- [Materials provided]
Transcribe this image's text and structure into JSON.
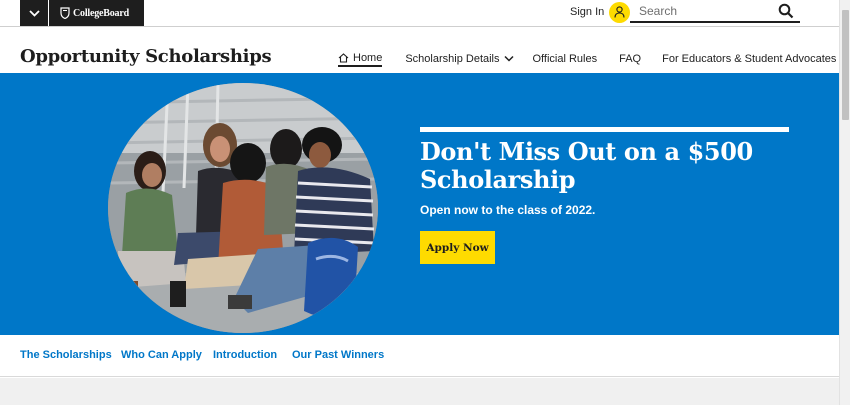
{
  "topbar": {
    "logo_text": "CollegeBoard",
    "sign_in_label": "Sign In",
    "search_placeholder": "Search",
    "icons": [
      "chevron-down-icon",
      "acorn-logo-icon",
      "user-icon",
      "search-icon"
    ]
  },
  "header": {
    "title": "Opportunity Scholarships",
    "nav": {
      "home": "Home",
      "details": "Scholarship Details",
      "rules": "Official Rules",
      "faq": "FAQ",
      "educators": "For Educators & Student Advocates"
    },
    "active_item": "Home"
  },
  "hero": {
    "heading": "Don't Miss Out on a $500 Scholarship",
    "subheading": "Open now to the class of 2022.",
    "cta_label": "Apply Now"
  },
  "local_nav": {
    "scholarships": "The Scholarships",
    "who": "Who Can Apply",
    "intro": "Introduction",
    "winners": "Our Past Winners"
  },
  "colors": {
    "brand_blue": "#0077c8",
    "brand_yellow": "#fedb00",
    "dark": "#1e1e1e",
    "link_blue": "#0077c8"
  }
}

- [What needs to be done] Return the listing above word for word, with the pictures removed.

- [Response below]
Transcribe this image's text and structure into JSON.
{
  "topbar": {
    "logo_text": "CollegeBoard",
    "sign_in_label": "Sign In",
    "search_placeholder": "Search",
    "icons": [
      "chevron-down-icon",
      "acorn-logo-icon",
      "user-icon",
      "search-icon"
    ]
  },
  "header": {
    "title": "Opportunity Scholarships",
    "nav": {
      "home": "Home",
      "details": "Scholarship Details",
      "rules": "Official Rules",
      "faq": "FAQ",
      "educators": "For Educators & Student Advocates"
    },
    "active_item": "Home"
  },
  "hero": {
    "heading": "Don't Miss Out on a $500 Scholarship",
    "subheading": "Open now to the class of 2022.",
    "cta_label": "Apply Now"
  },
  "local_nav": {
    "scholarships": "The Scholarships",
    "who": "Who Can Apply",
    "intro": "Introduction",
    "winners": "Our Past Winners"
  },
  "colors": {
    "brand_blue": "#0077c8",
    "brand_yellow": "#fedb00",
    "dark": "#1e1e1e",
    "link_blue": "#0077c8"
  }
}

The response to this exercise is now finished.